UW News

December 4, 2008

Scorelator: New virtual TA grades programming homework in seconds

Nathan Kutz, UW applied mathematics professor, felt particularly daunted when he realized that more than 200 students had enrolled in his fall quarter course, Beginning Scientific Computing. It would take at least five teaching assistants just to wade through the grading alone, he said.

So Kutz created a program to do the grading for him, freeing his time and his TAs’ time for actual teaching. The application, Scorelator, is now available for beta testing in UW classes with programming-based homework.

“There’s been a huge increase in computationally based courses in the last five to 10 years, both at UW and at other universities and community colleges,” Kutz said. Programming classes used to be concentrated in computer science departments, Kutz said. But now, many math and science departments at UW and other institutions offer basic computational courses with programming-based assignments.
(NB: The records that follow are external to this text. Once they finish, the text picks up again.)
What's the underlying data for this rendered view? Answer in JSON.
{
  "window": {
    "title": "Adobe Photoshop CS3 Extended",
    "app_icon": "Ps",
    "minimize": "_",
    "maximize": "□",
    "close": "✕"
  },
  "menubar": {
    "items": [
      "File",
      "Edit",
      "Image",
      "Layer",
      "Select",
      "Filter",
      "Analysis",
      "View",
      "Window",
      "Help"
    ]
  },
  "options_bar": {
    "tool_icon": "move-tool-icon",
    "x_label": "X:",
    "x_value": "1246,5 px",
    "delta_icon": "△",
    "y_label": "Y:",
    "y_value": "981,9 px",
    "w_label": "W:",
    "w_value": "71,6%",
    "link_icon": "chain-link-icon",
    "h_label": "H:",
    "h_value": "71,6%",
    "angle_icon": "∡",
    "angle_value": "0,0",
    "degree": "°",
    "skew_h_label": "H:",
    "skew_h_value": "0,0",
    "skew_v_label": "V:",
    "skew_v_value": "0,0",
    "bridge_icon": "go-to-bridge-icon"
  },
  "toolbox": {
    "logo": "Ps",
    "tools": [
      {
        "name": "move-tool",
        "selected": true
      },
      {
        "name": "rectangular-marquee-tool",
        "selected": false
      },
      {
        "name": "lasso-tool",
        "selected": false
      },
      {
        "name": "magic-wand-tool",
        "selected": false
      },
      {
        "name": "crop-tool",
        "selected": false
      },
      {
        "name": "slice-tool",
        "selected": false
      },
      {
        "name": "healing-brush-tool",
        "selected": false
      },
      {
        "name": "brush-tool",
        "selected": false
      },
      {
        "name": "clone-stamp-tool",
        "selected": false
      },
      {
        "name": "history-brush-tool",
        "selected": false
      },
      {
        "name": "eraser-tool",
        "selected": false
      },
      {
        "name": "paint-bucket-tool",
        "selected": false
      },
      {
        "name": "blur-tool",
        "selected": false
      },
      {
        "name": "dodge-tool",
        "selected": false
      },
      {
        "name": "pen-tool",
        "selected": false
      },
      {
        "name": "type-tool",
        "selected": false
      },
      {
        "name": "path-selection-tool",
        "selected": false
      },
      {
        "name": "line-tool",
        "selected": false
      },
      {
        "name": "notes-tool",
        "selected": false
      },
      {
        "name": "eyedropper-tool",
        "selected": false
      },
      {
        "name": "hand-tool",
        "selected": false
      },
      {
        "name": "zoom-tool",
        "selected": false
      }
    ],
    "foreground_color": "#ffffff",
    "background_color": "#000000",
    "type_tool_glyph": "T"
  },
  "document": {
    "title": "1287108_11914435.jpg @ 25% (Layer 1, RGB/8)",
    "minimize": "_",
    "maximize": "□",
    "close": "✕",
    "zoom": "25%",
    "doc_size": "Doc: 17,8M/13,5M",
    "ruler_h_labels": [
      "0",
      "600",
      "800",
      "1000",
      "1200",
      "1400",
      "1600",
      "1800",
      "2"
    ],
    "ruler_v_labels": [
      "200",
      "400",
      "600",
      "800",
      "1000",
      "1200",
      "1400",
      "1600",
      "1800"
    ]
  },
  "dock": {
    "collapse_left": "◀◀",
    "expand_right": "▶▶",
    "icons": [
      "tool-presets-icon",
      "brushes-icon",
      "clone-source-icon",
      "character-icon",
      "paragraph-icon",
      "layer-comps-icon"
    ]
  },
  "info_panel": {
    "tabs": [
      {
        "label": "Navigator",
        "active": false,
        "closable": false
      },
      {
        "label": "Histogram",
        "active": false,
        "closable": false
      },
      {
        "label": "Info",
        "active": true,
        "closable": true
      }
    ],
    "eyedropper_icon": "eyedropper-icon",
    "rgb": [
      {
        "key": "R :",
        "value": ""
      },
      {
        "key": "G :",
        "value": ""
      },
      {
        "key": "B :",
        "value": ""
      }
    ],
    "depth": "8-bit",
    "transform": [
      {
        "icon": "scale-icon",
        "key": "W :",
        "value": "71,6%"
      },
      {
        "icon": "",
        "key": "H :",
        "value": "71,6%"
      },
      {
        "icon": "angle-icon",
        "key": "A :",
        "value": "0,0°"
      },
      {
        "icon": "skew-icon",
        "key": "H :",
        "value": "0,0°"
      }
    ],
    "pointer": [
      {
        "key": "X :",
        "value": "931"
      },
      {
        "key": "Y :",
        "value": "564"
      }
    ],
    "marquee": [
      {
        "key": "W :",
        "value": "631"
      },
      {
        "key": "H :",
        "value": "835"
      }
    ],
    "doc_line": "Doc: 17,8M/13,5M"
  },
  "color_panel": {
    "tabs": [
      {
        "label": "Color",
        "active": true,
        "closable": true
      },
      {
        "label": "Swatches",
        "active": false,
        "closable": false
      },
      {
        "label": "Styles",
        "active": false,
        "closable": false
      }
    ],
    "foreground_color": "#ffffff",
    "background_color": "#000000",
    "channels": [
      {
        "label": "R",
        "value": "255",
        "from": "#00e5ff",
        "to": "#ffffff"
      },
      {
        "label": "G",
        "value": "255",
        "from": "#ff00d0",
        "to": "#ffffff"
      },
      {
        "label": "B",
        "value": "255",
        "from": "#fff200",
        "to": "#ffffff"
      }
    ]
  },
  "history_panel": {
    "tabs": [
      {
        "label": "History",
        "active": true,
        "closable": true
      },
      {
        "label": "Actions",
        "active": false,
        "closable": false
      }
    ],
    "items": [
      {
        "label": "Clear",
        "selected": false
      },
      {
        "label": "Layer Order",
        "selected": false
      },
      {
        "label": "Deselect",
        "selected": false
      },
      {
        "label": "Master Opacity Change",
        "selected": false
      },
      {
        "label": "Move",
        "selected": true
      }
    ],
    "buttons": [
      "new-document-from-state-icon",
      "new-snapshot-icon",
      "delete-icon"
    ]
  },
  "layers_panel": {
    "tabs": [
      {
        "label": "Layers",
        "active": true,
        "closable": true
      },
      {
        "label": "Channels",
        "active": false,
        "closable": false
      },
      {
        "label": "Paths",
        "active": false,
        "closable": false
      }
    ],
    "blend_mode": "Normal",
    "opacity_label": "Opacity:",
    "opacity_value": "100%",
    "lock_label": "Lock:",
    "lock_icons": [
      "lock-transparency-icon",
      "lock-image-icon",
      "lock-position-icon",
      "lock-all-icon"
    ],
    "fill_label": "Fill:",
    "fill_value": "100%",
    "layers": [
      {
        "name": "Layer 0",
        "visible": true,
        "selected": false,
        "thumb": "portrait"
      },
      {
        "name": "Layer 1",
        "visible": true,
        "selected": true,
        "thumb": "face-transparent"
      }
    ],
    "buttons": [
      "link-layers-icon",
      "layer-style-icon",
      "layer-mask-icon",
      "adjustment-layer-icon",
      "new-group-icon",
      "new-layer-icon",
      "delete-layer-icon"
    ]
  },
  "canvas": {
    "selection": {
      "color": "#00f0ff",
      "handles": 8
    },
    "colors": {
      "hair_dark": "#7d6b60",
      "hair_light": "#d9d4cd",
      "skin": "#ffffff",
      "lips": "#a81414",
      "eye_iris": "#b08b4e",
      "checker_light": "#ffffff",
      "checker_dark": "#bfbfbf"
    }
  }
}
And someone has to grade those assignments, no small feat when each assignment could contain 100 or more lines of code. Now multiply that by five assignments and 200 students, and add in large variations in how each student will code a given problem — that’s a lot of time spent grading. Kutz has been using Scorelator in his beginning computing class this fall, and was pleased to find how much extra time he and his three TAs now have to actually teach and help students, he said.

Scorelator grades assignments nearly instantly. Students upload their program files, and Scorelator returns their current score and identifies those portions of the assignment that need correcting. Instructors can set the number of times students are allowed to revise their assignments before the submission is final. The application will then show students their grades and the grade distribution of the class. It could also be used as a supplementary grader, or just a checker if instructors prefer to do their own grading, Kutz said.

“It’s extremely simple to use,” Kutz said. “The student sees two buttons: ‘Upload file’ and ‘View grade.'” Students and instructors will log on to www.scorelator.com.

Right now, Scorelator can grade codes written in MATLAB, Mathematica, Maple and Python languages. The majority of computing courses across engineering, math and physical sciences use these languages, Kutz said, but they may expand Scorelator in the future to accommodate other languages as well.

Kutz has been using the program for the past two years in his applied mathematics courses, and has been very happy with the results, he said. He is offering Scorelator for free use at UW and a few other universities for the next term in exchange for the teachers and students filling out satisfaction surveys at the end of the course. In the next year or two, he hopes to make it commercially available to all universities and colleges.

“There’s really nothing like Scorelator out there yet,” Kutz said. “This could be quite transformative.”

Faculty or instructors interested in beta testing Scorelator in one of their classes can attend an information session and demo from 2 to 4 p.m. Tuesday, Dec. 16, in 415L Guggenheim, or email Kutz at kutz@amath.washington.edu.